Vietnam's prime minister has asked provinces not to rent out forest land to foreign investors as critics say the practice is jeopardizing national security and the environment.
"Provincial People's Committees are not allowed to grant new investment permits to foreign projects in forestation and seafood breeding. They have to wait until the government is done inspecting the situation," PM Nguyen Tan Dung said in a statement posted on the government's website on Wednesday.
The Prime Minister's statement came after Lieutenant General Dong Sy Nguyen, one of Vietnam's longest-serving and most respected military men, launched a sharp verbal attack on local governments leasing land in northern and central border areas two weeks ago.
A total of 10 provinces including Quang Ninh, Lang Son and Cao Bang in the north, Nghe An, Ha Tinh, Quang Nam, Khanh Hoa and Binh Dinh in the central region, Kon Tum in the Central Highlands and Binh Duong in the south, have permitted foreign firms to rent 305,353 hectares of forest land in total, according to figures from the Ministry of Agriculture and Rural Development (MARD).
Many of the plots had been leased for 50-year terms, and 264,000 hectares, much of which is in border provinces, has been leased to companies from China, Taiwan and Hong Kong.
A Tuoi Tre newspaper report on Thursday cited a source as saying that the Hong Kong-based Innov Green Corporation had won permits to rent forest in the north-central province of Thanh Hoa. The company now has the rights to a total area of 349,000 hectares in six provinces, though the land has only been committed and is not yet fully leased.
In some places, the forest being rented out had been previously owned by local residents who were pushed off their land, said PM Dung, echoing Lieutenant General Nguyen's grievances aired in late February and earlier this month.

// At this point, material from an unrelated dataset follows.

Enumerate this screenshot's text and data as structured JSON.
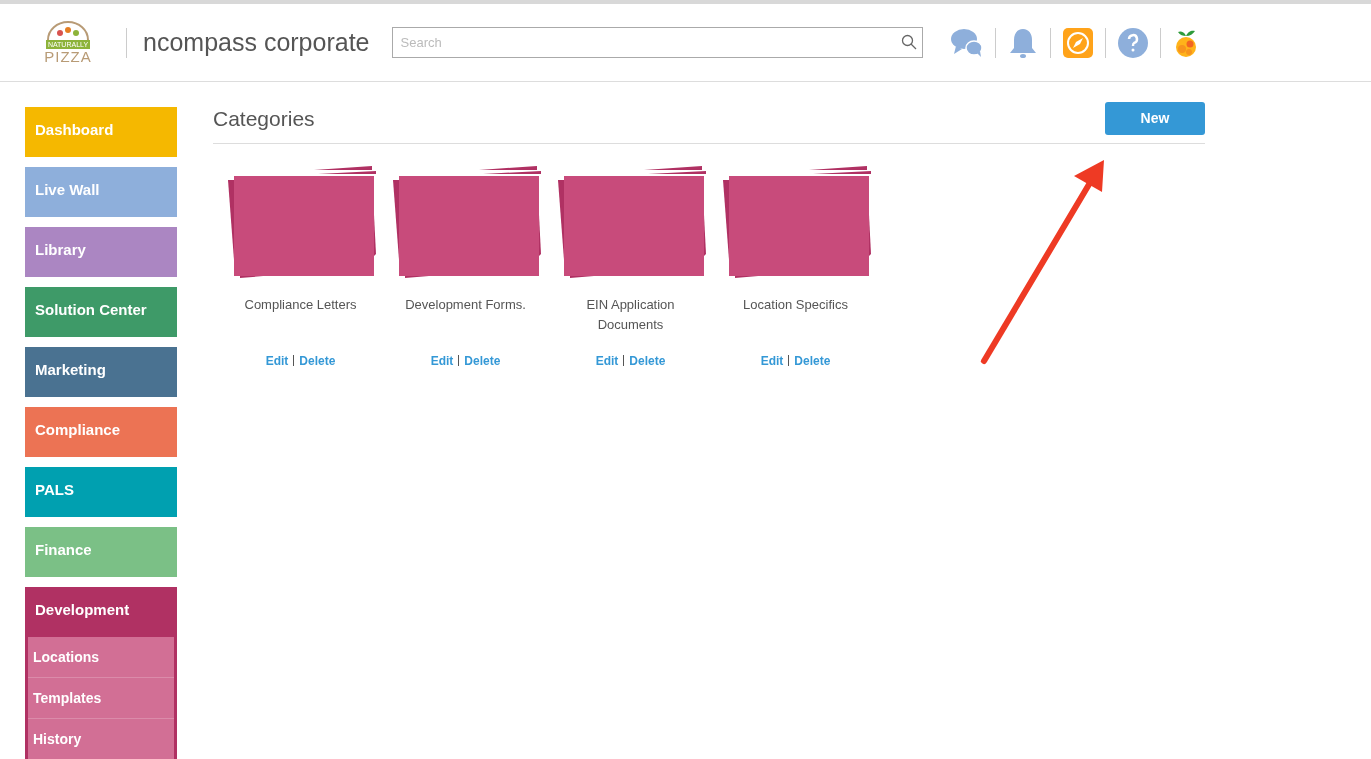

Dung also said some rented areas were important to national security and the national economy.
In two interviews two weeks ago, Lieutenant General Dong Sy Nguyen said all plans to lease forest lands to foreign companies should be canceled and concerned provinces should persuade their foreign partners to re-lease the land to locals.
He noted that the recent trend by which foreign firms, many of whom are Chinese, engage in deforestation in Vietnam's relatively untouched hinterlands was fueling flash floods and he lamented that "many politically important locations" had been leased.
"This is a huge national security disaster," said Nguyen, according to VietNamNet, a local newswire.
Nguyen, who last month received a badge from PM Dung for his 70 years of service to the Vietnam Communist Party, is the former vice chairman of the Council of Ministers, the cabinet of the Vietnamese government, and has also served as Deputy Minister of Defense, Minister of Construction, Minister of Transport and Commander of the Hanoi High Command.
"Although it is late, we still have to honor each decimeter of our national territory," said Nguyen in the VietNamNet interview.
"Wealth can be retained once it is lost but losing lands is losing everything," Nguyen told the newswire.
The 87-year-old Nguyen, former head of the state afforestation program 327 and ex-supervisor of the Ho Chi Minh Highway project, also told VietNamNet he had inspected a leased area in the northern port city of Hai Phong's Do Son District, only to find that a foreign company had set up landmarks that resembled national border markers and banned all Vietnamese from entering certain areas.
In both interviews, Nguyen specifically criticized Nghe An Province for leasing forests in Tuong Duong, Quy Chau and Quy Hop districts, saying they formed a protective "national fence."
He told VietNamNet it was necessary for the Party and government to use lands for certain purposes during the reformation process, but he argued that land in sensitive areas shouldn't be leased out to foreign companies for business purposes like planting material forests or building casinos and golf courses.
"It's only natural that delta residents have farms and highlanders have forests. How can they earn a living [without their lands]?" said Nguyen.
"Our countless revolutions were made so that farmers could have farms and highlanders could have forests. The revolutions succeeded because the people pursued these causes," he said. "Taking care of local residents should come first and before national revenue benefits."